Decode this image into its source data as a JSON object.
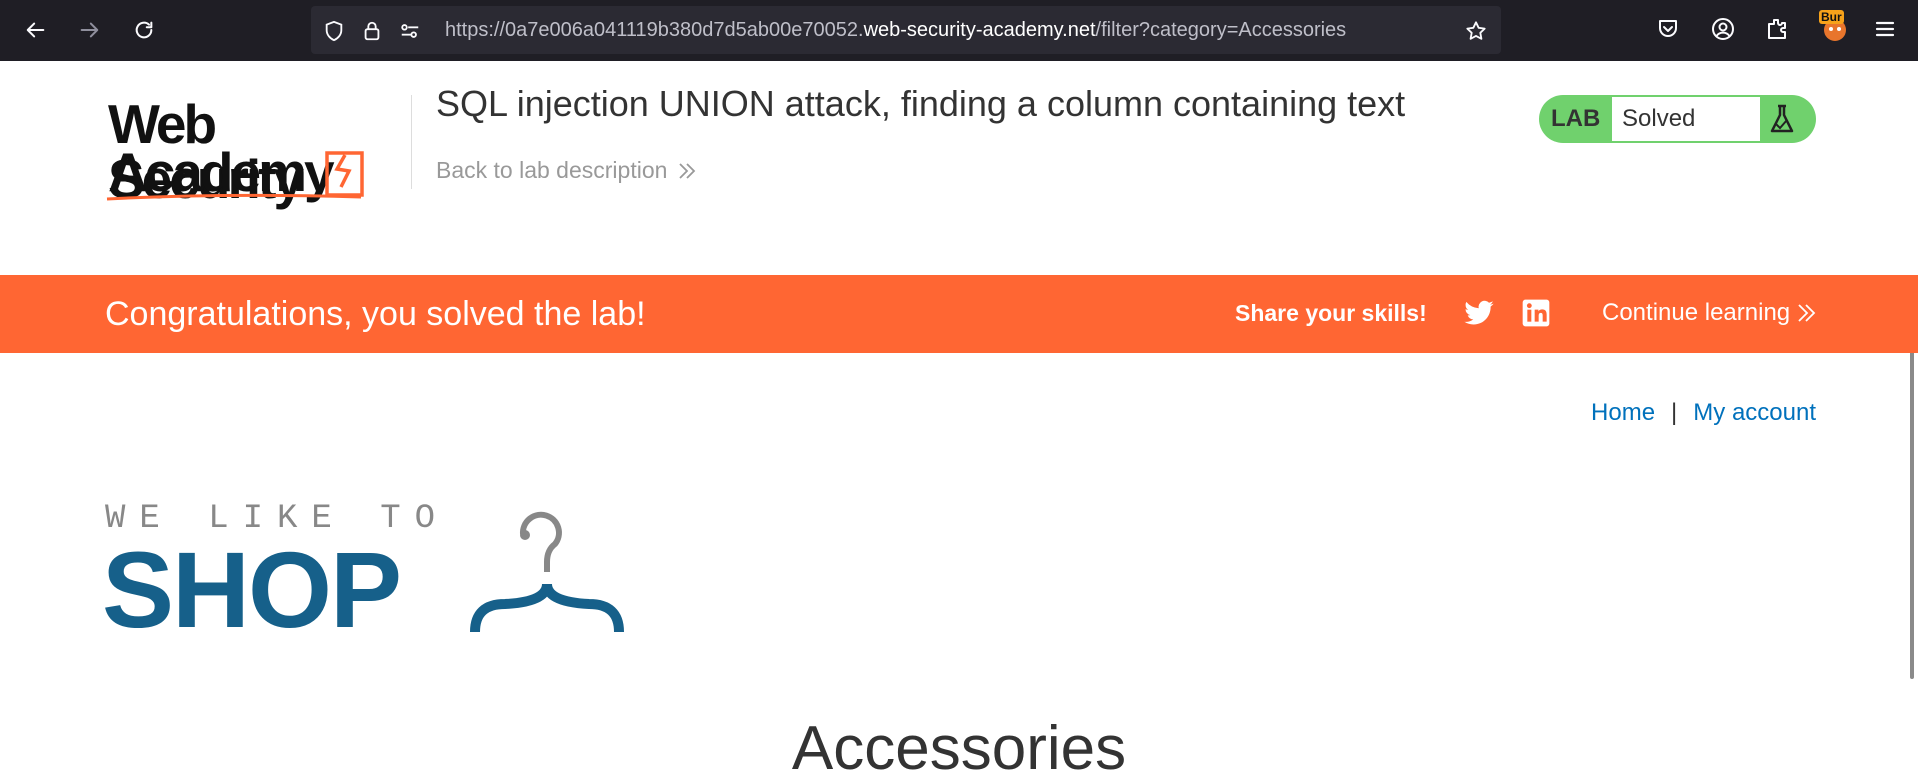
{
  "browser": {
    "url_prefix": "https://0a7e006a041119b380d7d5ab00e70052.",
    "url_host": "web-security-academy.net",
    "url_path": "/filter?category=Accessories",
    "burp_label": "Bur"
  },
  "header": {
    "logo_line1": "Web Security",
    "logo_line2": "Academy",
    "lab_title": "SQL injection UNION attack, finding a column containing text",
    "back_link": "Back to lab description",
    "lab_badge_label": "LAB",
    "lab_status": "Solved"
  },
  "banner": {
    "message": "Congratulations, you solved the lab!",
    "share_label": "Share your skills!",
    "continue_label": "Continue learning"
  },
  "nav": {
    "home": "Home",
    "separator": "|",
    "my_account": "My account"
  },
  "shop_logo": {
    "tagline": "WE LIKE TO",
    "word": "SHOP"
  },
  "page": {
    "heading": "Accessories"
  },
  "colors": {
    "banner": "#ff6633",
    "lab_badge": "#70d16d",
    "link": "#0071bc",
    "shop_blue": "#16608a"
  }
}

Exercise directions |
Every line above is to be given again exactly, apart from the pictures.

Exercise response |
Decode this image into its source data as a JSON object.
{
  "browser": {
    "url_prefix": "https://0a7e006a041119b380d7d5ab00e70052.",
    "url_host": "web-security-academy.net",
    "url_path": "/filter?category=Accessories",
    "burp_label": "Bur"
  },
  "header": {
    "logo_line1": "Web Security",
    "logo_line2": "Academy",
    "lab_title": "SQL injection UNION attack, finding a column containing text",
    "back_link": "Back to lab description",
    "lab_badge_label": "LAB",
    "lab_status": "Solved"
  },
  "banner": {
    "message": "Congratulations, you solved the lab!",
    "share_label": "Share your skills!",
    "continue_label": "Continue learning"
  },
  "nav": {
    "home": "Home",
    "separator": "|",
    "my_account": "My account"
  },
  "shop_logo": {
    "tagline": "WE LIKE TO",
    "word": "SHOP"
  },
  "page": {
    "heading": "Accessories"
  },
  "colors": {
    "banner": "#ff6633",
    "lab_badge": "#70d16d",
    "link": "#0071bc",
    "shop_blue": "#16608a"
  }
}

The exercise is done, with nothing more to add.